Sri Sambamurthy is a leading member of the South India Archaka Sangam, the foremost association of Saiva priests. He and his sons are also actively training his family’s young men in the priesthood.

Sri Sambamurthy is a forward-looking priest, aware of the needs of a global Hinduism. He’s offered to train and ordain anyone as a priest who is willing to dedicate their life to the worship of Lord Siva and follow the disciplines of the priesthood. In this manner, he would establish new lineages, especially in other countries, of people born there. Similar new castes have been established as the need arose by gurus and priests throughout Hindu history.

We at Hinduism Today honor and respect the extraordinary effort Sri Sambamurthy Sivachariar has made to meet the spiritual needs of Hindus, especially Saivites, all across our planet Earth.

Sri T.S. Sambamurthy Sivachariarno. 96, Ramaswamy Street, Mannady, Chennai 600 001 India

A Priestly Issue

A major concern of all siva-charyas today is the traditional hierarchy of priests who serve in a Siva temple. According to Sri V. Chandrasekara Sivachariar, a close associate of Sambamurthy and instructor at the temple’s priest training school, the priests regard Lord Siva himself as the head of the priesthood. Then come the Adi Saivan priests, who are the Sivachariars or Siva brahmins. According to Sri Chandrasekara, the Vedas hold that these Adi Saivas are the only ones who should perform worship in the sanctum sanctorum of a Siva temple. Next come the Maha Saivas, or Smartas and Anu Saivas or Shastriyas, who are not sanctioned to perform the main worship.

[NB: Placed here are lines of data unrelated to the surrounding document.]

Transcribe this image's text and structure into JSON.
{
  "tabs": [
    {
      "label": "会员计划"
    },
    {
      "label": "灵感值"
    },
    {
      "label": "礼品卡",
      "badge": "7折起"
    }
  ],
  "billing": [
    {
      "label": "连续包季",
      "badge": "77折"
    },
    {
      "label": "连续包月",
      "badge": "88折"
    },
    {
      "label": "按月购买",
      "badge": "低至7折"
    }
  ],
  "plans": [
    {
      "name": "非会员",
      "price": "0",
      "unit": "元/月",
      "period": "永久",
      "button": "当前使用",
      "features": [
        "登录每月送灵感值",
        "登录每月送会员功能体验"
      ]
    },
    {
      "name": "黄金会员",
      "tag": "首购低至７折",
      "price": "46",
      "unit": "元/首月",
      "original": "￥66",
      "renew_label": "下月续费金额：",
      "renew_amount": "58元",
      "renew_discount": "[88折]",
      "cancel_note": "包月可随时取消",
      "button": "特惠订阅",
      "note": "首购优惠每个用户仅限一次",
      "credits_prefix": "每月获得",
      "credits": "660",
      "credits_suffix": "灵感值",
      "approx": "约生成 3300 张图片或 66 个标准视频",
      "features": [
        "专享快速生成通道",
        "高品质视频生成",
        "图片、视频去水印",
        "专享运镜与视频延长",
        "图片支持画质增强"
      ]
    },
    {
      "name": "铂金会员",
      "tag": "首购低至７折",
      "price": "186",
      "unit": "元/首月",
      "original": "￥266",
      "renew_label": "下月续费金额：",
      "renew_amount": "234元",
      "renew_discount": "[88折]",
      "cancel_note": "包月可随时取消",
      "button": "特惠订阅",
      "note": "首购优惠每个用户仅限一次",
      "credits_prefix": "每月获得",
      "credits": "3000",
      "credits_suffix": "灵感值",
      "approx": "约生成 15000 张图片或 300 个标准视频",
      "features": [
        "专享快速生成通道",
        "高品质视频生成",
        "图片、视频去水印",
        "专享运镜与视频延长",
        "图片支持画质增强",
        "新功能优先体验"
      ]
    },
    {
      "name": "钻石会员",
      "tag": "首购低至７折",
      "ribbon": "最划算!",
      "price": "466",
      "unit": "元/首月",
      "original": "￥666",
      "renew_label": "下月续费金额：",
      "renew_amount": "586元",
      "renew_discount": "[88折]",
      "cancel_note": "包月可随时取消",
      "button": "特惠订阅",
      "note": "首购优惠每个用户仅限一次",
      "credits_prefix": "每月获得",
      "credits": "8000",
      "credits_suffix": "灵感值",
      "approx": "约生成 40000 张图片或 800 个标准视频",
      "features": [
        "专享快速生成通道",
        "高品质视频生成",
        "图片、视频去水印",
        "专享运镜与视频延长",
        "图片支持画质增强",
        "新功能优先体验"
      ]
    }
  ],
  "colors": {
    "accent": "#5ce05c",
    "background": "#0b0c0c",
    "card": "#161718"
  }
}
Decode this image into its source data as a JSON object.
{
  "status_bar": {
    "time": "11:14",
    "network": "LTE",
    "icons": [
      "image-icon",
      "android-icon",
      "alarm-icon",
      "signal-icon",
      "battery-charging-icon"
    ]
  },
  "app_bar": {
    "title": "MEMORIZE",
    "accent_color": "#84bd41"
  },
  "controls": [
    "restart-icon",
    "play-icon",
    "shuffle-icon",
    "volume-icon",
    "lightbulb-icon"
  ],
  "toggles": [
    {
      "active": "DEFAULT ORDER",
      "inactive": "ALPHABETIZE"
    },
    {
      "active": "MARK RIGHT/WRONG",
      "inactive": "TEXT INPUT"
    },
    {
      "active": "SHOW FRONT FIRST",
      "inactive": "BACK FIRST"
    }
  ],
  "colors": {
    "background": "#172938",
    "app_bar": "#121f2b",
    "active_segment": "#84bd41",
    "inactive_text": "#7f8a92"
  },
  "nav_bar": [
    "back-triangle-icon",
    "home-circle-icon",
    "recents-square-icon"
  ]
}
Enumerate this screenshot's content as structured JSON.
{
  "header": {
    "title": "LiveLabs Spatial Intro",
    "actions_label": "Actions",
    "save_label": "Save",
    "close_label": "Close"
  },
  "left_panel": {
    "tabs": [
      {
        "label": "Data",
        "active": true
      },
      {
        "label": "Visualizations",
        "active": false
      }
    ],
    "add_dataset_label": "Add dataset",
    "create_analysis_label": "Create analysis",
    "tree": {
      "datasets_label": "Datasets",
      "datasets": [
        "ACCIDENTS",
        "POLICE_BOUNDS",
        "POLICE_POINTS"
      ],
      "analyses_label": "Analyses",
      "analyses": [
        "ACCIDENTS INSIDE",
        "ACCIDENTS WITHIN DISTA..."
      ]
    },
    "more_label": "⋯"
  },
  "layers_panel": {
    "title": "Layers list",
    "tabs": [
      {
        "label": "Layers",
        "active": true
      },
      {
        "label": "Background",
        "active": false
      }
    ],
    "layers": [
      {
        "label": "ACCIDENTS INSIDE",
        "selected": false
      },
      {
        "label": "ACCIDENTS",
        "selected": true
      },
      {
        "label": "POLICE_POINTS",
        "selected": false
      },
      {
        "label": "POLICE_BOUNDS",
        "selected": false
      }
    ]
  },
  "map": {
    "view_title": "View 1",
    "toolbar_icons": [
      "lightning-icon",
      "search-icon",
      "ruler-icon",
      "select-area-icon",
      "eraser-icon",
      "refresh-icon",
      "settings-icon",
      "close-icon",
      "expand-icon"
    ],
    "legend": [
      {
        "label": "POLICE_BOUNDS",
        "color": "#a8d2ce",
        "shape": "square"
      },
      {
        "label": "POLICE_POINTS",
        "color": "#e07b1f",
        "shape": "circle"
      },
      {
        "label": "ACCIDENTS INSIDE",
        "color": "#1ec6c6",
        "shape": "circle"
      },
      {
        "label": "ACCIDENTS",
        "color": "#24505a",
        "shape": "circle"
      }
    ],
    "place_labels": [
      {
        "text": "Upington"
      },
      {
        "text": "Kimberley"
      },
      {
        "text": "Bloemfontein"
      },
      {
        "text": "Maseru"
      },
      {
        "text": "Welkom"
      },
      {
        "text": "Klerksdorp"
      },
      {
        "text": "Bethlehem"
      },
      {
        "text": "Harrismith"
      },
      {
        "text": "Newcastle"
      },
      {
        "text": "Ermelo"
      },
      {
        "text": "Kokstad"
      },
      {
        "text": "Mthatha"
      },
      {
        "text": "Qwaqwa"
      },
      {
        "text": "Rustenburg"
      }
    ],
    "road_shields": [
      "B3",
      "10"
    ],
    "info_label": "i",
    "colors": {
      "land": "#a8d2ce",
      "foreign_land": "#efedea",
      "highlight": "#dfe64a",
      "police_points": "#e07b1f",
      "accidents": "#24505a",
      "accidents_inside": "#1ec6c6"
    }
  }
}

Today, however, law in India has mandated that anyone duly qualified in the government-run priest training schools may perform the main worship. The result is that many Smarta priests are entering the temple sanctums. This is more than just an issue of trying to protect special privileges. The Sivachariyas are uniquely qualified for the main worship, personally and philosophically. Sivacharyas believe in the reality of God Siva and the Gods as real Beings who exist in the Sivaloka, a plane of reality far more refined than the world in which we live.

Through his training, which takes place in his ancestral temple, the Sivacharya learns the mystical methods of worshipÑakin to the most advanced methods of meditationÑto open a channel between our world and the world of the Gods. A Smarta priest is at a disadvantage in such an endeavor, because the Smarta philosophy holds that the Gods we worship are only symbols of an impersonal cosmic reality, not real beings. The result of Smarta priests taking over the main worship is to lessen the power of the temple and thereby diminish devotees’ access to the Gods who use the temples to channel blessings.